Segment Start: Data section

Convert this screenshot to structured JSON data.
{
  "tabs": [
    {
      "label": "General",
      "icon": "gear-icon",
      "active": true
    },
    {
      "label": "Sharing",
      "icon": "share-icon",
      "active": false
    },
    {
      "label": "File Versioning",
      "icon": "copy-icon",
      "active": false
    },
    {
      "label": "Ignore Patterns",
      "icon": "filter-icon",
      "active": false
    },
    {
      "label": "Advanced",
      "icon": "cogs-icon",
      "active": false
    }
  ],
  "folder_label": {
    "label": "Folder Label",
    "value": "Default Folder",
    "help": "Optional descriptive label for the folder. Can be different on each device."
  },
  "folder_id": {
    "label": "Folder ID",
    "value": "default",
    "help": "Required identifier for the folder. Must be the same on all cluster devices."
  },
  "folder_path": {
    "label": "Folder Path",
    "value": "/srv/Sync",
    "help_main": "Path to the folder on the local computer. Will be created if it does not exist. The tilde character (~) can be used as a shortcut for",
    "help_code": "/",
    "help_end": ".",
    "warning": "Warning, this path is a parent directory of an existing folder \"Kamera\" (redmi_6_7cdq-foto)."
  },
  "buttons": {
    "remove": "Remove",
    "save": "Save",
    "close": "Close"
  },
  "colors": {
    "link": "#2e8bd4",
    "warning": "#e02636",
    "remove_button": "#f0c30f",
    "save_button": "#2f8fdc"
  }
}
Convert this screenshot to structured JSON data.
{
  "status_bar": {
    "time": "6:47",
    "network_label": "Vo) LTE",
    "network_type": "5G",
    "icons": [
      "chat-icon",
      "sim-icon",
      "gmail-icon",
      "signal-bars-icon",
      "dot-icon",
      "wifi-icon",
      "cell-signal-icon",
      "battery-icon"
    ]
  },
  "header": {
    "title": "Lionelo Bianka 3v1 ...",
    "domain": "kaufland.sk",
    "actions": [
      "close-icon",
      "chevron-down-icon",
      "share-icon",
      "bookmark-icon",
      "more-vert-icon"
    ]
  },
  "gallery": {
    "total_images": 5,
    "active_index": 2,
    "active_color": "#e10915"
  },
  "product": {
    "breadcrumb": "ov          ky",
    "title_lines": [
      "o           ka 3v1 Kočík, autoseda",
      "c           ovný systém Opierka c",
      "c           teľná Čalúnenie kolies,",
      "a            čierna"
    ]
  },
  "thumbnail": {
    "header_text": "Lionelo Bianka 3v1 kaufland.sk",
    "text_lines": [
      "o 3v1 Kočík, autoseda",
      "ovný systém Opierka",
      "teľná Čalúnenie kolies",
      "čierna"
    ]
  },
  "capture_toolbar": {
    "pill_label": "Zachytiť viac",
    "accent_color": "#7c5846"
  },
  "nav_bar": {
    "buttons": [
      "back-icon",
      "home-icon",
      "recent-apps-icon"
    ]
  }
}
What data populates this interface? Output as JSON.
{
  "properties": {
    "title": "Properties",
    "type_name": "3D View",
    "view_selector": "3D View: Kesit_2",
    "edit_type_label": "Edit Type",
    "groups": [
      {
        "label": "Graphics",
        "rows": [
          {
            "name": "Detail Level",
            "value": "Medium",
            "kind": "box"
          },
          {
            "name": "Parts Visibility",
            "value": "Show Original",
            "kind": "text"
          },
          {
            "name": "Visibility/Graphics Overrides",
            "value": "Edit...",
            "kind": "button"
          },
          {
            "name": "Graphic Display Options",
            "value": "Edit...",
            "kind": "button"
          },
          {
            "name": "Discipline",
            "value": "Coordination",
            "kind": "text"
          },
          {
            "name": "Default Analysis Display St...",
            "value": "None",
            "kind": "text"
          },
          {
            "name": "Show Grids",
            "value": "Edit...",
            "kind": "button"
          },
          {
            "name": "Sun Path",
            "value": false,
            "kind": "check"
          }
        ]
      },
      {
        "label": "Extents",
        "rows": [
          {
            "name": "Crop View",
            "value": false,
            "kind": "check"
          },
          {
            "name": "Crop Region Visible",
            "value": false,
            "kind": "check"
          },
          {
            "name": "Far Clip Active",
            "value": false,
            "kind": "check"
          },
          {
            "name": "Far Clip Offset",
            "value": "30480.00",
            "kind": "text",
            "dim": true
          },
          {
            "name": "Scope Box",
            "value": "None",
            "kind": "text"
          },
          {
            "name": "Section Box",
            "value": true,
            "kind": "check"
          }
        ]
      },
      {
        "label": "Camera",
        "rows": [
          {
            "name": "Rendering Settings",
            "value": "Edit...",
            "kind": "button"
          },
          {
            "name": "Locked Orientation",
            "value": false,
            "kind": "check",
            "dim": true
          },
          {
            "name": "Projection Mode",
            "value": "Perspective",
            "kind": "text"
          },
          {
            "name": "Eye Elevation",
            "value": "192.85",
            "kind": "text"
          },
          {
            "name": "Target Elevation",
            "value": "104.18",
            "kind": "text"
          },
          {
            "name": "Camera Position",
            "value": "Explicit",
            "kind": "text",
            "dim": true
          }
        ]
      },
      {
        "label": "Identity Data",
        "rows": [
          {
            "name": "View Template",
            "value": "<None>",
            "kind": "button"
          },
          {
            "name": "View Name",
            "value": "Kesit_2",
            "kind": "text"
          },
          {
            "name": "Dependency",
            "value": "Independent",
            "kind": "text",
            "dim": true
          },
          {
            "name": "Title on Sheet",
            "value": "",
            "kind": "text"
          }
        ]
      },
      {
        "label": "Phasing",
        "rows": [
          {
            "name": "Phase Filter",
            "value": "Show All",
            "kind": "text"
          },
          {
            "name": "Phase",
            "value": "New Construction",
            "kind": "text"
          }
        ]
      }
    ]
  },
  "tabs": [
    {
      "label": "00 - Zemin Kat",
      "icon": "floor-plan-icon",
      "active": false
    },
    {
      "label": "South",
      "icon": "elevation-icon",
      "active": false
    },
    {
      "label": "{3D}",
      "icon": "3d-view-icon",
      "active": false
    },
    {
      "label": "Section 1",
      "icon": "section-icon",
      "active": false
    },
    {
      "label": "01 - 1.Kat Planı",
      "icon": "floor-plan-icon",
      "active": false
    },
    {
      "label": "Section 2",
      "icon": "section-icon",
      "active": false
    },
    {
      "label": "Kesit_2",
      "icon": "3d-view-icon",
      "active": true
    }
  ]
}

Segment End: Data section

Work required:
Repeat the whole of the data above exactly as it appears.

Output for this exercise:
Convert this screenshot to structured JSON data.
{
  "tabs": [
    {
      "label": "General",
      "icon": "gear-icon",
      "active": true
    },
    {
      "label": "Sharing",
      "icon": "share-icon",
      "active": false
    },
    {
      "label": "File Versioning",
      "icon": "copy-icon",
      "active": false
    },
    {
      "label": "Ignore Patterns",
      "icon": "filter-icon",
      "active": false
    },
    {
      "label": "Advanced",
      "icon": "cogs-icon",
      "active": false
    }
  ],
  "folder_label": {
    "label": "Folder Label",
    "value": "Default Folder",
    "help": "Optional descriptive label for the folder. Can be different on each device."
  },
  "folder_id": {
    "label": "Folder ID",
    "value": "default",
    "help": "Required identifier for the folder. Must be the same on all cluster devices."
  },
  "folder_path": {
    "label": "Folder Path",
    "value": "/srv/Sync",
    "help_main": "Path to the folder on the local computer. Will be created if it does not exist. The tilde character (~) can be used as a shortcut for",
    "help_code": "/",
    "help_end": ".",
    "warning": "Warning, this path is a parent directory of an existing folder \"Kamera\" (redmi_6_7cdq-foto)."
  },
  "buttons": {
    "remove": "Remove",
    "save": "Save",
    "close": "Close"
  },
  "colors": {
    "link": "#2e8bd4",
    "warning": "#e02636",
    "remove_button": "#f0c30f",
    "save_button": "#2f8fdc"
  }
}
Convert this screenshot to structured JSON data.
{
  "status_bar": {
    "time": "6:47",
    "network_label": "Vo) LTE",
    "network_type": "5G",
    "icons": [
      "chat-icon",
      "sim-icon",
      "gmail-icon",
      "signal-bars-icon",
      "dot-icon",
      "wifi-icon",
      "cell-signal-icon",
      "battery-icon"
    ]
  },
  "header": {
    "title": "Lionelo Bianka 3v1 ...",
    "domain": "kaufland.sk",
    "actions": [
      "close-icon",
      "chevron-down-icon",
      "share-icon",
      "bookmark-icon",
      "more-vert-icon"
    ]
  },
  "gallery": {
    "total_images": 5,
    "active_index": 2,
    "active_color": "#e10915"
  },
  "product": {
    "breadcrumb": "ov          ky",
    "title_lines": [
      "o           ka 3v1 Kočík, autoseda",
      "c           ovný systém Opierka c",
      "c           teľná Čalúnenie kolies,",
      "a            čierna"
    ]
  },
  "thumbnail": {
    "header_text": "Lionelo Bianka 3v1 kaufland.sk",
    "text_lines": [
      "o 3v1 Kočík, autoseda",
      "ovný systém Opierka",
      "teľná Čalúnenie kolies",
      "čierna"
    ]
  },
  "capture_toolbar": {
    "pill_label": "Zachytiť viac",
    "accent_color": "#7c5846"
  },
  "nav_bar": {
    "buttons": [
      "back-icon",
      "home-icon",
      "recent-apps-icon"
    ]
  }
}
What data populates this interface? Output as JSON.
{
  "properties": {
    "title": "Properties",
    "type_name": "3D View",
    "view_selector": "3D View: Kesit_2",
    "edit_type_label": "Edit Type",
    "groups": [
      {
        "label": "Graphics",
        "rows": [
          {
            "name": "Detail Level",
            "value": "Medium",
            "kind": "box"
          },
          {
            "name": "Parts Visibility",
            "value": "Show Original",
            "kind": "text"
          },
          {
            "name": "Visibility/Graphics Overrides",
            "value": "Edit...",
            "kind": "button"
          },
          {
            "name": "Graphic Display Options",
            "value": "Edit...",
            "kind": "button"
          },
          {
            "name": "Discipline",
            "value": "Coordination",
            "kind": "text"
          },
          {
            "name": "Default Analysis Display St...",
            "value": "None",
            "kind": "text"
          },
          {
            "name": "Show Grids",
            "value": "Edit...",
            "kind": "button"
          },
          {
            "name": "Sun Path",
            "value": false,
            "kind": "check"
          }
        ]
      },
      {
        "label": "Extents",
        "rows": [
          {
            "name": "Crop View",
            "value": false,
            "kind": "check"
          },
          {
            "name": "Crop Region Visible",
            "value": false,
            "kind": "check"
          },
          {
            "name": "Far Clip Active",
            "value": false,
            "kind": "check"
          },
          {
            "name": "Far Clip Offset",
            "value": "30480.00",
            "kind": "text",
            "dim": true
          },
          {
            "name": "Scope Box",
            "value": "None",
            "kind": "text"
          },
          {
            "name": "Section Box",
            "value": true,
            "kind": "check"
          }
        ]
      },
      {
        "label": "Camera",
        "rows": [
          {
            "name": "Rendering Settings",
            "value": "Edit...",
            "kind": "button"
          },
          {
            "name": "Locked Orientation",
            "value": false,
            "kind": "check",
            "dim": true
          },
          {
            "name": "Projection Mode",
            "value": "Perspective",
            "kind": "text"
          },
          {
            "name": "Eye Elevation",
            "value": "192.85",
            "kind": "text"
          },
          {
            "name": "Target Elevation",
            "value": "104.18",
            "kind": "text"
          },
          {
            "name": "Camera Position",
            "value": "Explicit",
            "kind": "text",
            "dim": true
          }
        ]
      },
      {
        "label": "Identity Data",
        "rows": [
          {
            "name": "View Template",
            "value": "<None>",
            "kind": "button"
          },
          {
            "name": "View Name",
            "value": "Kesit_2",
            "kind": "text"
          },
          {
            "name": "Dependency",
            "value": "Independent",
            "kind": "text",
            "dim": true
          },
          {
            "name": "Title on Sheet",
            "value": "",
            "kind": "text"
          }
        ]
      },
      {
        "label": "Phasing",
        "rows": [
          {
            "name": "Phase Filter",
            "value": "Show All",
            "kind": "text"
          },
          {
            "name": "Phase",
            "value": "New Construction",
            "kind": "text"
          }
        ]
      }
    ]
  },
  "tabs": [
    {
      "label": "00 - Zemin Kat",
      "icon": "floor-plan-icon",
      "active": false
    },
    {
      "label": "South",
      "icon": "elevation-icon",
      "active": false
    },
    {
      "label": "{3D}",
      "icon": "3d-view-icon",
      "active": false
    },
    {
      "label": "Section 1",
      "icon": "section-icon",
      "active": false
    },
    {
      "label": "01 - 1.Kat Planı",
      "icon": "floor-plan-icon",
      "active": false
    },
    {
      "label": "Section 2",
      "icon": "section-icon",
      "active": false
    },
    {
      "label": "Kesit_2",
      "icon": "3d-view-icon",
      "active": true
    }
  ]
}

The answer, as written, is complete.